**DIRECTIONS FOR THIS TASK**
An exact reproduction of the entries is needed. Keep all pictures out of it.

[Start of Attachment]

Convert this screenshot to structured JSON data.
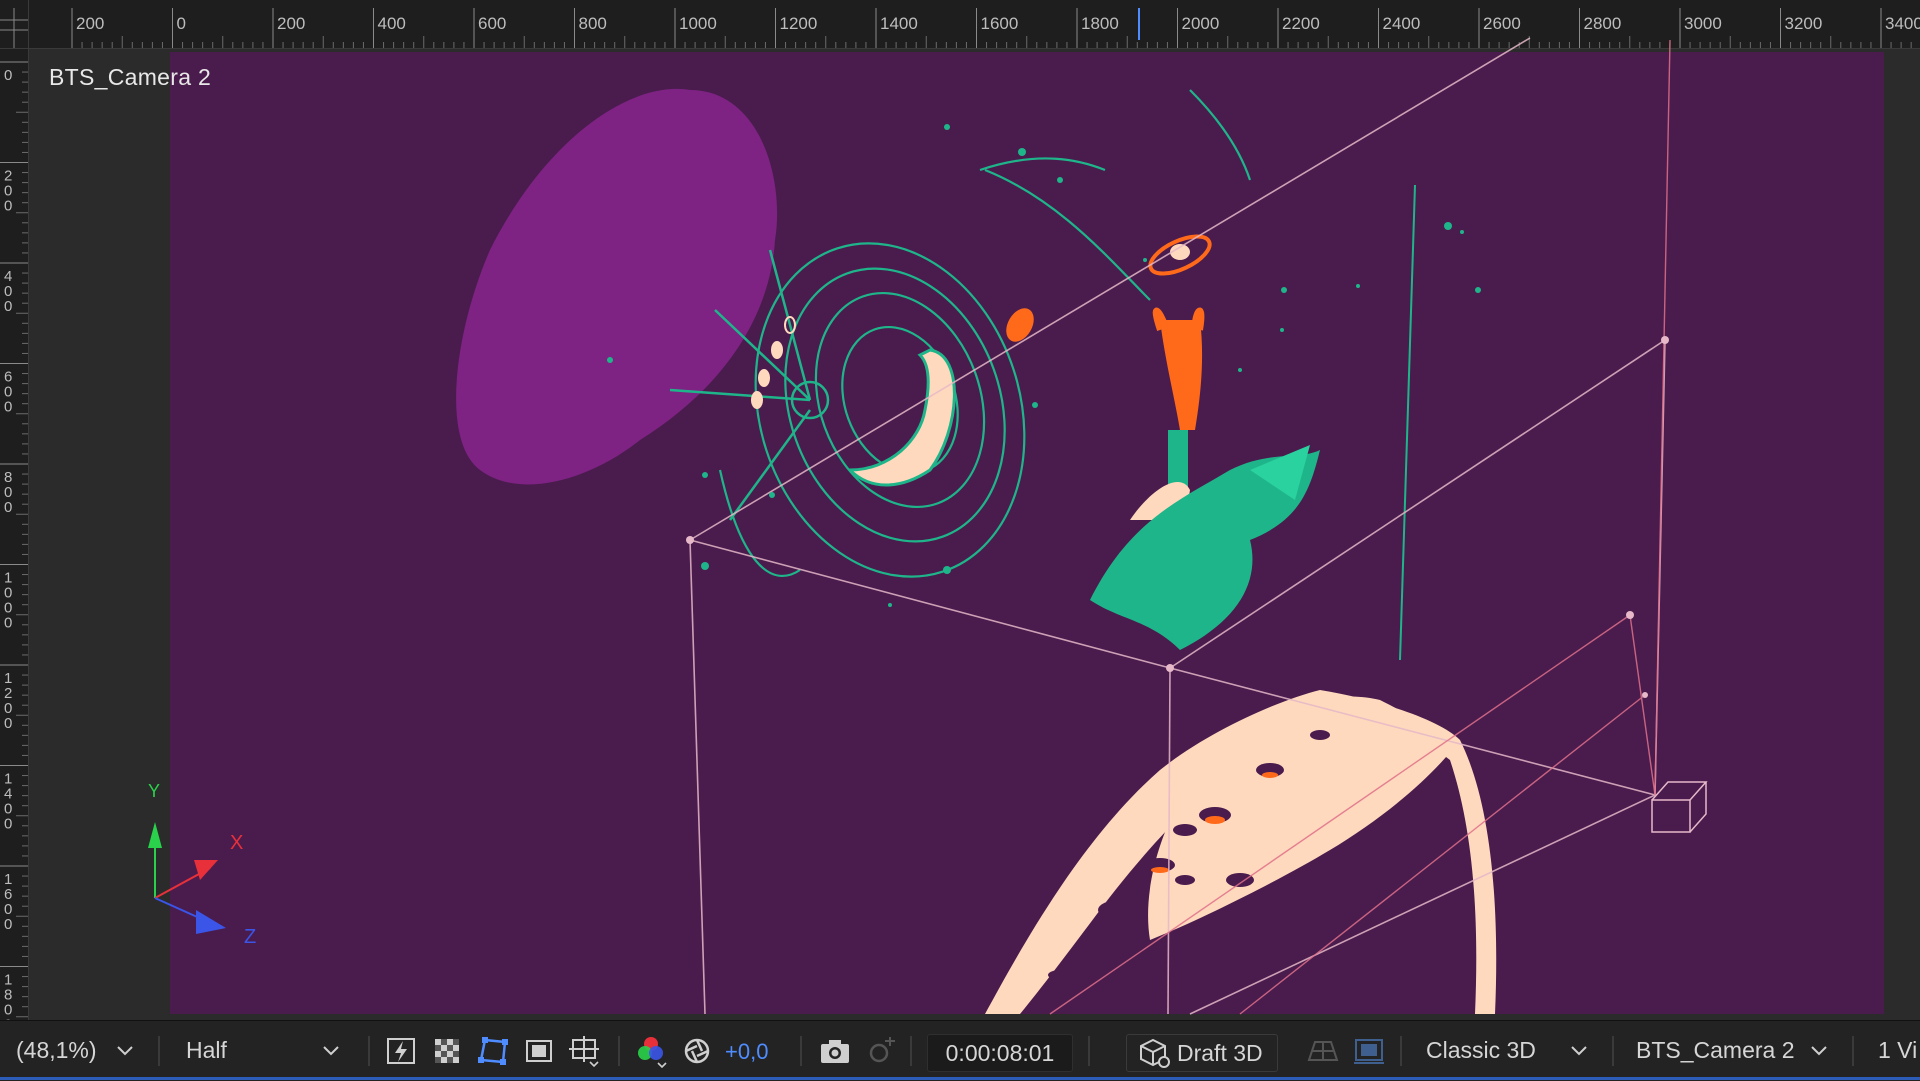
{
  "viewer": {
    "view_name": "BTS_Camera 2",
    "background_color": "#4a1c4e",
    "accent_colors": {
      "wireframe": "#e6b8c8",
      "camera_frustum": "#e0708a",
      "teal": "#1fb58a",
      "orange": "#ff6a1a",
      "cream": "#ffd9bd",
      "purple_blob": "#7e2283"
    }
  },
  "rulers": {
    "horizontal_labels": [
      "200",
      "0",
      "200",
      "400",
      "600",
      "800",
      "1000",
      "1200",
      "1400",
      "1600",
      "1800",
      "2000",
      "2200",
      "2400",
      "2600",
      "2800",
      "3000",
      "3200",
      "3400"
    ],
    "vertical_labels": [
      "0",
      "200",
      "400",
      "600",
      "800",
      "1000",
      "1200",
      "1400",
      "1600",
      "1800"
    ]
  },
  "axis_gizmo": {
    "y_label": "Y",
    "x_label": "X",
    "z_label": "Z"
  },
  "toolbar": {
    "magnification": "(48,1%)",
    "resolution": "Half",
    "exposure": "+0,0",
    "timecode": "0:00:08:01",
    "draft_3d": "Draft 3D",
    "renderer": "Classic 3D",
    "active_camera": "BTS_Camera 2",
    "views": "1 Vi",
    "icons": {
      "fast_previews": "lightning-icon",
      "transparency_grid": "checkerboard-icon",
      "mask_visibility": "mask-path-icon",
      "region_of_interest": "region-of-interest-icon",
      "grid_guides": "grid-guides-icon",
      "channels": "rgb-channels-icon",
      "color_management": "aperture-icon",
      "snapshot": "camera-snapshot-icon",
      "show_snapshot": "show-snapshot-icon",
      "draft3d": "cube-icon",
      "ground_plane": "ground-plane-icon",
      "extended_viewer": "extended-viewer-icon"
    }
  }
}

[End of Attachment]

**WRITTEN SOLUTION**
Convert this screenshot to structured JSON data.
{
  "viewer": {
    "view_name": "BTS_Camera 2",
    "background_color": "#4a1c4e",
    "accent_colors": {
      "wireframe": "#e6b8c8",
      "camera_frustum": "#e0708a",
      "teal": "#1fb58a",
      "orange": "#ff6a1a",
      "cream": "#ffd9bd",
      "purple_blob": "#7e2283"
    }
  },
  "rulers": {
    "horizontal_labels": [
      "200",
      "0",
      "200",
      "400",
      "600",
      "800",
      "1000",
      "1200",
      "1400",
      "1600",
      "1800",
      "2000",
      "2200",
      "2400",
      "2600",
      "2800",
      "3000",
      "3200",
      "3400"
    ],
    "vertical_labels": [
      "0",
      "200",
      "400",
      "600",
      "800",
      "1000",
      "1200",
      "1400",
      "1600",
      "1800"
    ]
  },
  "axis_gizmo": {
    "y_label": "Y",
    "x_label": "X",
    "z_label": "Z"
  },
  "toolbar": {
    "magnification": "(48,1%)",
    "resolution": "Half",
    "exposure": "+0,0",
    "timecode": "0:00:08:01",
    "draft_3d": "Draft 3D",
    "renderer": "Classic 3D",
    "active_camera": "BTS_Camera 2",
    "views": "1 Vi",
    "icons": {
      "fast_previews": "lightning-icon",
      "transparency_grid": "checkerboard-icon",
      "mask_visibility": "mask-path-icon",
      "region_of_interest": "region-of-interest-icon",
      "grid_guides": "grid-guides-icon",
      "channels": "rgb-channels-icon",
      "color_management": "aperture-icon",
      "snapshot": "camera-snapshot-icon",
      "show_snapshot": "show-snapshot-icon",
      "draft3d": "cube-icon",
      "ground_plane": "ground-plane-icon",
      "extended_viewer": "extended-viewer-icon"
    }
  }
}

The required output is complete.